(Bloomberg) — Vermont Senator Bernie Sanders laid out an ambitious $1.3 trillion plan to remake the U.S. health care system, in which the government would pay most Americans’ medical bills in place of private insurers.
Sanders’ plan, released hours before he confronts Hillary Clinton in a Democratic primary debate, would go far beyond the Patient Protection and Affordable Care Act (PPACA) that she supports. He would upend health care in the nation, essentially swapping higher taxes for most individuals and businesses for the private insurance premiums Americans pay today. Overall, Sanders said, his plan would save the nation $6 trillion over the next decade.
“Universal health care is an idea that has been supported in the United States by Democratic presidents going back to Franklin Roosevelt and Harry Truman,” Sanders said in a statement announcing the plan. “It is time for our country to join every other major industrialized nation on earth and guarantee health care to all citizens as a right, not a privilege.”
Under the Sanders proposal, health care would be paid for by a 2.2 percentage-point increase in the individual income tax, a new 6.2 percent health care payroll tax on employers, higher estate taxes on wealthy Americans and a “more progressive” tax code, including higher tax brackets for the wealthy.
While the current highest tax bracket is 39.6 percent for Americans making $415,051 and more, the proposal calls for a 43 percent tax rate on income between $500,000 and $2 million; a 48 percent rate on income between $2 million and $10 million; and a 52 percent rate on income above $10 million. The Sanders campaign estimates his health plan would cost $1.38 trillion a year.

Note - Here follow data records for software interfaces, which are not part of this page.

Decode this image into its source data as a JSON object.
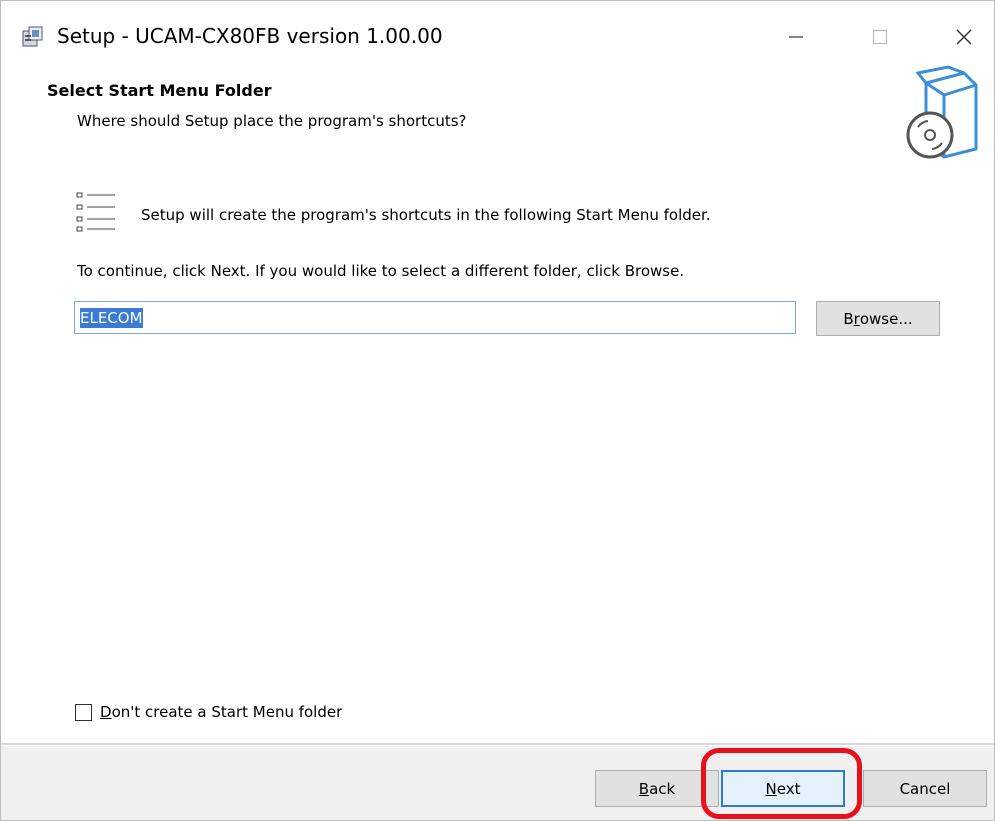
{
  "window": {
    "title": "Setup - UCAM-CX80FB version 1.00.00",
    "controls": {
      "minimize_icon": "minimize-icon",
      "maximize_icon": "maximize-icon",
      "close_icon": "close-icon"
    }
  },
  "header": {
    "title": "Select Start Menu Folder",
    "subtitle": "Where should Setup place the program's shortcuts?"
  },
  "content": {
    "info_text": "Setup will create the program's shortcuts in the following Start Menu folder.",
    "continue_text": "To continue, click Next. If you would like to select a different folder, click Browse.",
    "folder_value": "ELECOM",
    "browse_label_prefix": "B",
    "browse_label_underlined": "r",
    "browse_label_suffix": "owse...",
    "checkbox_underlined": "D",
    "checkbox_label_suffix": "on't create a Start Menu folder",
    "checkbox_checked": false
  },
  "footer": {
    "back_underlined": "B",
    "back_suffix": "ack",
    "next_underlined": "N",
    "next_suffix": "ext",
    "cancel_label": "Cancel"
  },
  "colors": {
    "highlight": "#e8101c",
    "selection": "#3a7bd5",
    "focus_border": "#2b79d8"
  }
}
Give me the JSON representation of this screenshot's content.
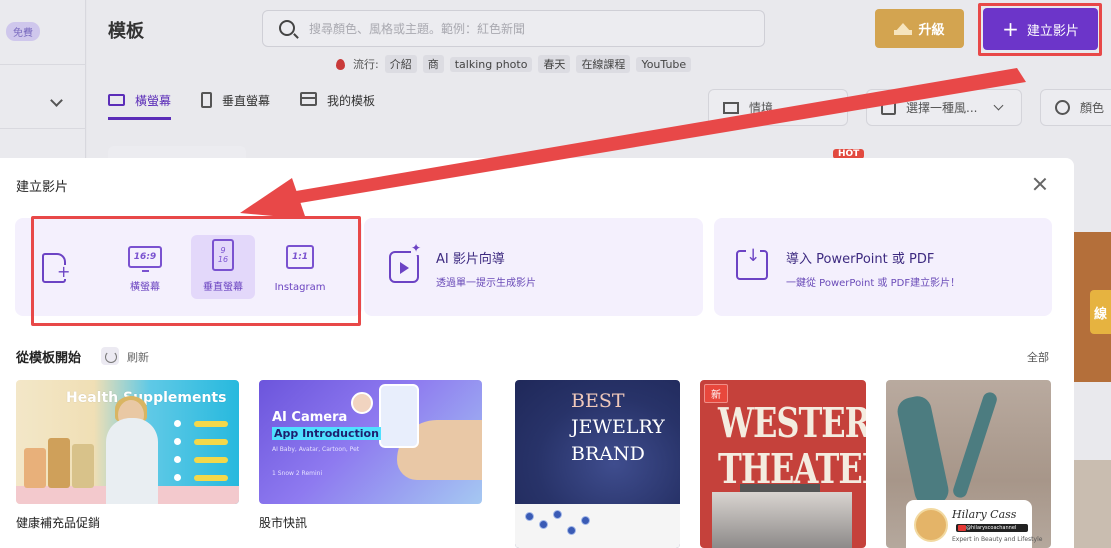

Hillary Clinton’s campaign has targeted Sanders’s proposal, saying it would be a massive tax hike on middle class families and demanding details on his payment plan before the Iowa caucuses. He and Clinton are expected to continue to spar Sunday night over his health care plan as well as his voting record on guns.
See also: Clinton camp asks for details on Sanders’ ‘risky’ single-payer health care plan
In a statement responding to Sanders’s plan, Clinton spokesman Brian Fallon noted that Sunday’s plan differs from past single-payer bills the Vermont senator has introduced in Congress. Fallon also knocked Sanders for introducing the plan so close to the start of the debate, after also announcing his support for repealing immunity for gun manufacturers on Saturday.